Date of Award
Doctor of Philosophy (PhD)
Computational Analysis and Modeling
The proliferation of the Internet has created a culture of a connected society dependent upon technology for communication and information sharing needs. In this dissertation, we hypothesize that attackers are increasingly using electronic resources that are capable of leaving a digital footprint, such as social media services, e-mail, text messages, blogs, and websites for the communication, planning, and coordination of attacks. In its current form, however, traffic analysis is primarily concerned with using communications volume to extract intelligence information, but largely ignores the content of communications transmissions that is needed to meet the security challenges and demands of continually emerging threats.
In this dissertation, we make use of the enormous amount of electronic data potential and propose a model framework that is capable of predicting malicious intent based on mathematically sound principles in traffic flow theory.

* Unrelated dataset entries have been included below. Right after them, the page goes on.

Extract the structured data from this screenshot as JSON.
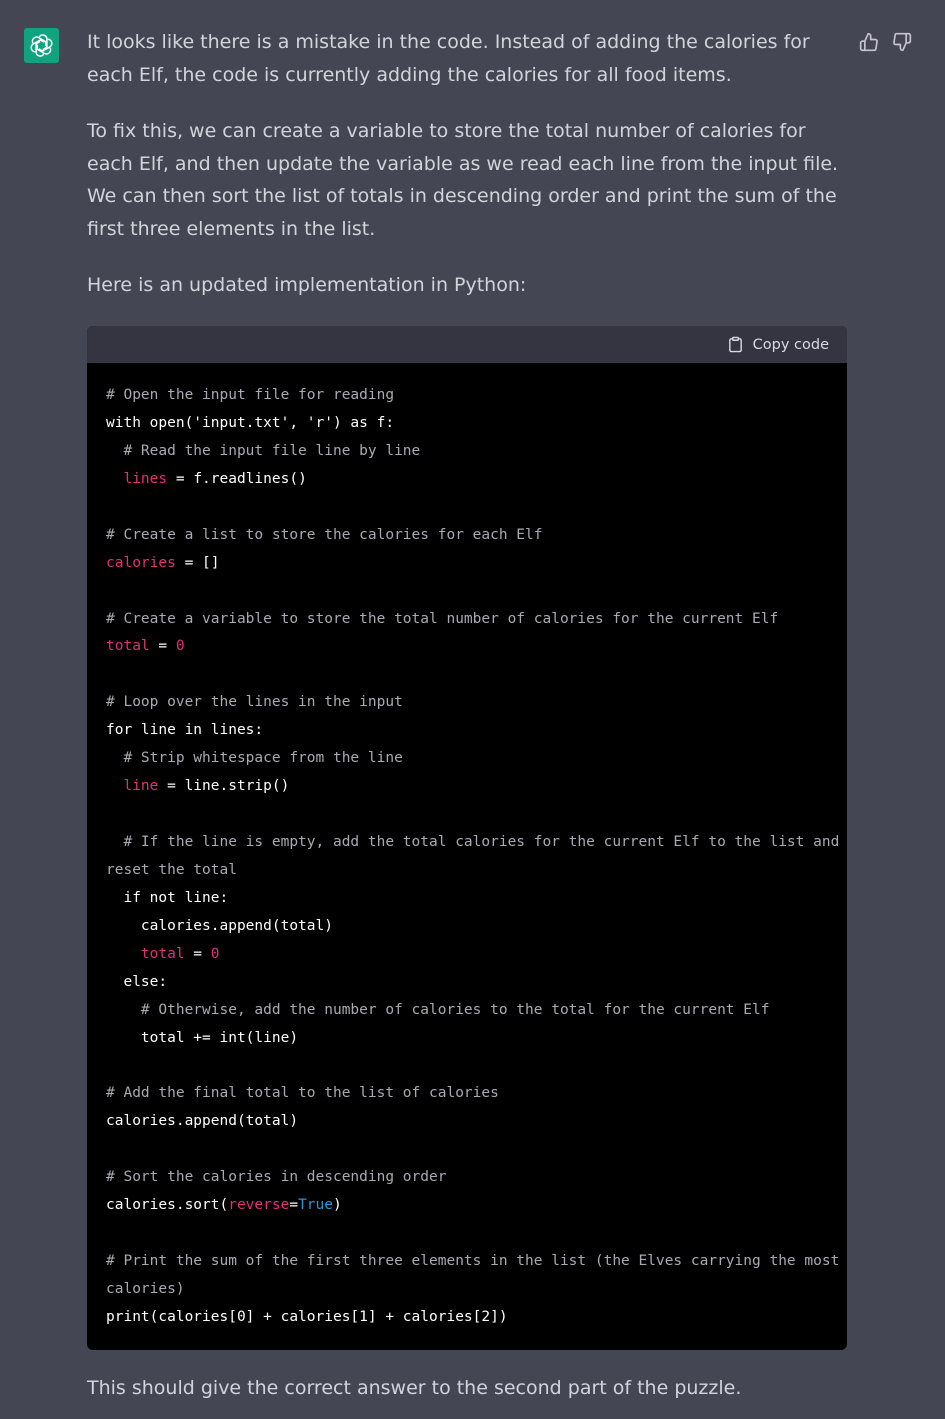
{
  "colors": {
    "background": "#444654",
    "avatar": "#10a37f",
    "code_bg": "#000000",
    "code_header_bg": "#343541",
    "comment": "#a9a9b3",
    "variable": "#df3079",
    "keyword": "#2e95d3"
  },
  "avatar": {
    "icon": "openai-logo-icon"
  },
  "feedback": {
    "up_icon": "thumbs-up-icon",
    "down_icon": "thumbs-down-icon"
  },
  "message": {
    "p1": "It looks like there is a mistake in the code. Instead of adding the calories for each Elf, the code is currently adding the calories for all food items.",
    "p2": "To fix this, we can create a variable to store the total number of calories for each Elf, and then update the variable as we read each line from the input file. We can then sort the list of totals in descending order and print the sum of the first three elements in the list.",
    "p3": "Here is an updated implementation in Python:",
    "p4": "This should give the correct answer to the second part of the puzzle."
  },
  "code": {
    "copy_label": "Copy code",
    "copy_icon": "clipboard-icon",
    "lines": [
      [
        {
          "t": "# Open the input file for reading",
          "c": "c-com"
        }
      ],
      [
        {
          "t": "with open('input.txt', 'r') as f:",
          "c": "c-txt"
        }
      ],
      [
        {
          "t": "  # Read the input file line by line",
          "c": "c-com"
        }
      ],
      [
        {
          "t": "  ",
          "c": "c-txt"
        },
        {
          "t": "lines",
          "c": "c-var"
        },
        {
          "t": " = f.readlines()",
          "c": "c-txt"
        }
      ],
      [],
      [
        {
          "t": "# Create a list to store the calories for each Elf",
          "c": "c-com"
        }
      ],
      [
        {
          "t": "calories",
          "c": "c-var"
        },
        {
          "t": " = []",
          "c": "c-txt"
        }
      ],
      [],
      [
        {
          "t": "# Create a variable to store the total number of calories for the current Elf",
          "c": "c-com"
        }
      ],
      [
        {
          "t": "total",
          "c": "c-var"
        },
        {
          "t": " = ",
          "c": "c-txt"
        },
        {
          "t": "0",
          "c": "c-num"
        }
      ],
      [],
      [
        {
          "t": "# Loop over the lines in the input",
          "c": "c-com"
        }
      ],
      [
        {
          "t": "for line in lines:",
          "c": "c-txt"
        }
      ],
      [
        {
          "t": "  # Strip whitespace from the line",
          "c": "c-com"
        }
      ],
      [
        {
          "t": "  ",
          "c": "c-txt"
        },
        {
          "t": "line",
          "c": "c-var"
        },
        {
          "t": " = line.strip()",
          "c": "c-txt"
        }
      ],
      [],
      [
        {
          "t": "  # If the line is empty, add the total calories for the current Elf to the list and",
          "c": "c-com"
        }
      ],
      [
        {
          "t": "reset the total",
          "c": "c-com"
        }
      ],
      [
        {
          "t": "  if not line:",
          "c": "c-txt"
        }
      ],
      [
        {
          "t": "    calories.append(total)",
          "c": "c-txt"
        }
      ],
      [
        {
          "t": "    ",
          "c": "c-txt"
        },
        {
          "t": "total",
          "c": "c-var"
        },
        {
          "t": " = ",
          "c": "c-txt"
        },
        {
          "t": "0",
          "c": "c-num"
        }
      ],
      [
        {
          "t": "  else:",
          "c": "c-txt"
        }
      ],
      [
        {
          "t": "    # Otherwise, add the number of calories to the total for the current Elf",
          "c": "c-com"
        }
      ],
      [
        {
          "t": "    total += int(line)",
          "c": "c-txt"
        }
      ],
      [],
      [
        {
          "t": "# Add the final total to the list of calories",
          "c": "c-com"
        }
      ],
      [
        {
          "t": "calories.append(total)",
          "c": "c-txt"
        }
      ],
      [],
      [
        {
          "t": "# Sort the calories in descending order",
          "c": "c-com"
        }
      ],
      [
        {
          "t": "calories.sort(",
          "c": "c-txt"
        },
        {
          "t": "reverse",
          "c": "c-var"
        },
        {
          "t": "=",
          "c": "c-txt"
        },
        {
          "t": "True",
          "c": "c-kw"
        },
        {
          "t": ")",
          "c": "c-txt"
        }
      ],
      [],
      [
        {
          "t": "# Print the sum of the first three elements in the list (the Elves carrying the most",
          "c": "c-com"
        }
      ],
      [
        {
          "t": "calories)",
          "c": "c-com"
        }
      ],
      [
        {
          "t": "print(calories[0] + calories[1] + calories[2])",
          "c": "c-txt"
        }
      ]
    ]
  }
}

We define a set of objects, called threat agents, acting on a threat network and derive the set of values and conditions that allow us to predict the behavior of the network much in the same way a traffic flow model can be used to predict the behavior of a road system. This is accomplished using a set of variables created analogous to velocity, density, and flux in traffic flow theory that allow us to measure the level of congestion on which the threat prediction is based.
In this dissertation, we also apply the data mining techniques of classification and clustering analyses to derive not only the basis for our threat network but also to generate locational and categorical information. This contextual information provides a more complete picture of the potential threat that allows us to be in a position to better understand and respond to impending threats in a timely manner. We present experimental results obtained on a set of articles appearing on the Reuters newswire to predict threats defined within the context of the data set. Using a threat prediction profile produced from the model framework, we validate our test results by mapping the predicted threats to actual event occurrences contained within the data set itself with promising results.
Thompson, Mark Anthony, "" (2013). Dissertation. 285.